After a three-year marriage and a messy break-up, a young couple was moving on with their separate lives. Now a missing signature is holding them together in death.
In a bitter dispute that exposes the limits of the law, a young man who died without a will has unwittingly left his entire estate to his estranged wife - even though the couple had already split their assets and had new partners
The man's grieving family has no rights to the assets.
It still astounds me now,said his father, who described his total shock at the sudden death of his 31-year-old son. Before his death, his son told him he had met the woman who was the one and the new couple spent the last 15 months of his life together.
A missing signature is at the heart of the legal battle. The man's estranged wife, who wanted to remarry, had served signed divorce papers on him months before his death but he had not signed them
If he had been divorced or had left a will, his estranged wife would have no claim on the estate, which includes a house, superannuation and a death benefit. But because they were still legally married and they had no children, the state Succession Act says she is entitled to the whole of the estate.
After the couple split, the man paid his estranged wife $35,000 under a property settlement which allowed him to keep the matrimonial home. He had built the house on a block of land he bought before he was married.
"She instigated the divorce proceedings - she got her money and moved on," the father said.
The father will be entitled to have funeral costs and potentially some debts paid but he has no further rights to the estate, although the parties may come to an agreement.
But the lawyer for the estranged wife said there was a lot to this that doesn't seem fair to this girl either and she had done nothing wrong. He said she had a legal right to the estate and had found herself the subject of a hatred campaign.
The lawyer for the man's father saidIts not something you can blame any parliament for, because it probably has not been brought to their attention previously.
The way that the law should be, is that if there has been a property settlement between the parties and there has been no reconciliation of the relationship, then clearly the surviving spouse has received her or his fair share of the estate.
The woman was not legally represented when the property settlement orders were drafted.
The man was living with his new partner at the time of his death and they planned to buy a house and have children together. But the Succession Act only gives de facto spouses an automatic right to part of the estate if the couple had lived together for at least two years or had a child together.

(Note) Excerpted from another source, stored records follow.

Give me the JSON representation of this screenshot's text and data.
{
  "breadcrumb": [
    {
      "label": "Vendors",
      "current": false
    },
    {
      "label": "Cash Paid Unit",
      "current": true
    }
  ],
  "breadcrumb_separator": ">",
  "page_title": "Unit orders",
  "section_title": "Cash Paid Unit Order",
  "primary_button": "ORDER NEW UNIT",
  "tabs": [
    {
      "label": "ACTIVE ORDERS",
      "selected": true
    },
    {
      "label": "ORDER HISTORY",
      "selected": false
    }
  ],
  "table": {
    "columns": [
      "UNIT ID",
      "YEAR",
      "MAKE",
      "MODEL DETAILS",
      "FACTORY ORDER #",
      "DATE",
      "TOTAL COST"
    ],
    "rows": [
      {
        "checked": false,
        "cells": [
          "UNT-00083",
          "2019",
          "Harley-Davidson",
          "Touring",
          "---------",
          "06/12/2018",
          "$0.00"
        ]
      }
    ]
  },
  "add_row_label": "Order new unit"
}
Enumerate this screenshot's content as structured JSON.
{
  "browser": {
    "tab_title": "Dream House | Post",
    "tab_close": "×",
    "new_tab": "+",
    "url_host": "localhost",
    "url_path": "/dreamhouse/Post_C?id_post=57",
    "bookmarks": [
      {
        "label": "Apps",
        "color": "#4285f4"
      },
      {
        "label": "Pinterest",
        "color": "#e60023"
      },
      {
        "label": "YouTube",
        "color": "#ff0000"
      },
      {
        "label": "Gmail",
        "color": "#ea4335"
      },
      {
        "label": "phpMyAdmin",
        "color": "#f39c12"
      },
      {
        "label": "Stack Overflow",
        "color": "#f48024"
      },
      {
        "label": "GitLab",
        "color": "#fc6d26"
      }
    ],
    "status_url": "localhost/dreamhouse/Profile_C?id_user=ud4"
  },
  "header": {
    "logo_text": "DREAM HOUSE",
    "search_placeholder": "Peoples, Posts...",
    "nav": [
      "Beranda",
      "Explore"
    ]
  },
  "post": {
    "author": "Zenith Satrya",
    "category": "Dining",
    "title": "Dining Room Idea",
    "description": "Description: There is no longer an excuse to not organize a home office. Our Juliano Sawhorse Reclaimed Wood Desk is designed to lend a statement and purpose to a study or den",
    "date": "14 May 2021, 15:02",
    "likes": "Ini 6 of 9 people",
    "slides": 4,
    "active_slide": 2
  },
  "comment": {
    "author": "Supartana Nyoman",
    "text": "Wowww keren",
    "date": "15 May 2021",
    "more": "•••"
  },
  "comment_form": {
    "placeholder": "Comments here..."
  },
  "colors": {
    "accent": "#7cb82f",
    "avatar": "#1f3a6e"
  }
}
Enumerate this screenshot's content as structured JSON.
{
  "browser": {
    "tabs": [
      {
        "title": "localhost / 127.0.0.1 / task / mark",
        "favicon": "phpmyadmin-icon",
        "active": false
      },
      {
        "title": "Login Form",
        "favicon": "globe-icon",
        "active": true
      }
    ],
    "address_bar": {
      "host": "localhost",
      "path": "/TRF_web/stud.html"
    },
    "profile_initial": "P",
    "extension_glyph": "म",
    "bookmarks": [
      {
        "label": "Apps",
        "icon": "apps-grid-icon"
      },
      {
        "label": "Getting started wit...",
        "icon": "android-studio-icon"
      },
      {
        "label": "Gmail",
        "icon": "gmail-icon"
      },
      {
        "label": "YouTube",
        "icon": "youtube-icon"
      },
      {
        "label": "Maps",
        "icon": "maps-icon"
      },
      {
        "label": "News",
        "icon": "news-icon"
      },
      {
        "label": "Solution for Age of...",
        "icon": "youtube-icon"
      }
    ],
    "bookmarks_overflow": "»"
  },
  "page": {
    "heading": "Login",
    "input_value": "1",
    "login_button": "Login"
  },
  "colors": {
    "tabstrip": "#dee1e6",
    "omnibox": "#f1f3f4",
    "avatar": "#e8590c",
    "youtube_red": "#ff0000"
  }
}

Her solicitor saidthe orders could have precluded her from entitlement to his estate, but they did not. Her late husband could also have made a will or signed divorce papers, but he did not.
The man's new partner said his father was left heartbroken over the dispute. In last-ditch legal bid, she will ask the Supreme Court to grant a family provision order to give her a share of the estate.
I'm not by any means money-driven but I think that her late partner would want what's right to take place, she said.